Task to complete: Retype every entry below exactly as it stands.

Record extracts:
++++++++++

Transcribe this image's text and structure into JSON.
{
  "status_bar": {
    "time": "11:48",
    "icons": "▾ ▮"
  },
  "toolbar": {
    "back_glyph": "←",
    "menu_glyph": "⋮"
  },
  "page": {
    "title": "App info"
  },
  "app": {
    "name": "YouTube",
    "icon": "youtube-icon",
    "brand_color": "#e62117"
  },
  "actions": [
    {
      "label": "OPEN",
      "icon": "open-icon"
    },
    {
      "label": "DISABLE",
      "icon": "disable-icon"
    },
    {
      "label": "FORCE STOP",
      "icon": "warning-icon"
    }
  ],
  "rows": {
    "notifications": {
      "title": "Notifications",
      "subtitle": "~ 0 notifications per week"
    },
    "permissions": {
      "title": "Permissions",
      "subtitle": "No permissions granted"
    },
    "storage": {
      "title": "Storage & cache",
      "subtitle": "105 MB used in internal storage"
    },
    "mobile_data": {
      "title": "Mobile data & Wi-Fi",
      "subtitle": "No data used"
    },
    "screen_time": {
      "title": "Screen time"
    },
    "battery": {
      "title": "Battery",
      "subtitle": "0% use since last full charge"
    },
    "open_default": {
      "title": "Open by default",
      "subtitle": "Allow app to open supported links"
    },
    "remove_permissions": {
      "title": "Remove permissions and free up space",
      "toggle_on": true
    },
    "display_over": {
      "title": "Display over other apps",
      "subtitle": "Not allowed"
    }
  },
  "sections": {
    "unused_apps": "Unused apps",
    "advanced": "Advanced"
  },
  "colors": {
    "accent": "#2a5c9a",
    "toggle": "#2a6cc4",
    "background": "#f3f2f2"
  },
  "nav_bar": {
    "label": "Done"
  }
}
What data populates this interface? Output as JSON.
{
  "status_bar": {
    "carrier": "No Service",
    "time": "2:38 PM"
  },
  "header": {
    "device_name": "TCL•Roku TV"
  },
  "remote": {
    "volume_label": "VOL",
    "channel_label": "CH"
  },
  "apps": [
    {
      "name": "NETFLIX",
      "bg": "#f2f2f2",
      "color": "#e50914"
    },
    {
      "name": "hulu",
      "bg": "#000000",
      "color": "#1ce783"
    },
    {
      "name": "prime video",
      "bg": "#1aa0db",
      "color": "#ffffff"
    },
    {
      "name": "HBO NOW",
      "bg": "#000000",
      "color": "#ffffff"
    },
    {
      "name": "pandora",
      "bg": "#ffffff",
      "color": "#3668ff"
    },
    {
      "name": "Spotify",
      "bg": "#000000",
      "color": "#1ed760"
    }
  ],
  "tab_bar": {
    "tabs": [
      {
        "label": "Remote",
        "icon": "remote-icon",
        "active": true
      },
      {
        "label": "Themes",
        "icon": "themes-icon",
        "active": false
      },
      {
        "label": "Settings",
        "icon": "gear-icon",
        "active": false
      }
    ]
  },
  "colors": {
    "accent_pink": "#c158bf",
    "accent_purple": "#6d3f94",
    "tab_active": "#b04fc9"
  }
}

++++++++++

Task answer:
Transcribe this image's text and structure into JSON.
{
  "status_bar": {
    "time": "11:48",
    "icons": "▾ ▮"
  },
  "toolbar": {
    "back_glyph": "←",
    "menu_glyph": "⋮"
  },
  "page": {
    "title": "App info"
  },
  "app": {
    "name": "YouTube",
    "icon": "youtube-icon",
    "brand_color": "#e62117"
  },
  "actions": [
    {
      "label": "OPEN",
      "icon": "open-icon"
    },
    {
      "label": "DISABLE",
      "icon": "disable-icon"
    },
    {
      "label": "FORCE STOP",
      "icon": "warning-icon"
    }
  ],
  "rows": {
    "notifications": {
      "title": "Notifications",
      "subtitle": "~ 0 notifications per week"
    },
    "permissions": {
      "title": "Permissions",
      "subtitle": "No permissions granted"
    },
    "storage": {
      "title": "Storage & cache",
      "subtitle": "105 MB used in internal storage"
    },
    "mobile_data": {
      "title": "Mobile data & Wi-Fi",
      "subtitle": "No data used"
    },
    "screen_time": {
      "title": "Screen time"
    },
    "battery": {
      "title": "Battery",
      "subtitle": "0% use since last full charge"
    },
    "open_default": {
      "title": "Open by default",
      "subtitle": "Allow app to open supported links"
    },
    "remove_permissions": {
      "title": "Remove permissions and free up space",
      "toggle_on": true
    },
    "display_over": {
      "title": "Display over other apps",
      "subtitle": "Not allowed"
    }
  },
  "sections": {
    "unused_apps": "Unused apps",
    "advanced": "Advanced"
  },
  "colors": {
    "accent": "#2a5c9a",
    "toggle": "#2a6cc4",
    "background": "#f3f2f2"
  },
  "nav_bar": {
    "label": "Done"
  }
}
What data populates this interface? Output as JSON.
{
  "status_bar": {
    "carrier": "No Service",
    "time": "2:38 PM"
  },
  "header": {
    "device_name": "TCL•Roku TV"
  },
  "remote": {
    "volume_label": "VOL",
    "channel_label": "CH"
  },
  "apps": [
    {
      "name": "NETFLIX",
      "bg": "#f2f2f2",
      "color": "#e50914"
    },
    {
      "name": "hulu",
      "bg": "#000000",
      "color": "#1ce783"
    },
    {
      "name": "prime video",
      "bg": "#1aa0db",
      "color": "#ffffff"
    },
    {
      "name": "HBO NOW",
      "bg": "#000000",
      "color": "#ffffff"
    },
    {
      "name": "pandora",
      "bg": "#ffffff",
      "color": "#3668ff"
    },
    {
      "name": "Spotify",
      "bg": "#000000",
      "color": "#1ed760"
    }
  ],
  "tab_bar": {
    "tabs": [
      {
        "label": "Remote",
        "icon": "remote-icon",
        "active": true
      },
      {
        "label": "Themes",
        "icon": "themes-icon",
        "active": false
      },
      {
        "label": "Settings",
        "icon": "gear-icon",
        "active": false
      }
    ]
  },
  "colors": {
    "accent_pink": "#c158bf",
    "accent_purple": "#6d3f94",
    "tab_active": "#b04fc9"
  }
}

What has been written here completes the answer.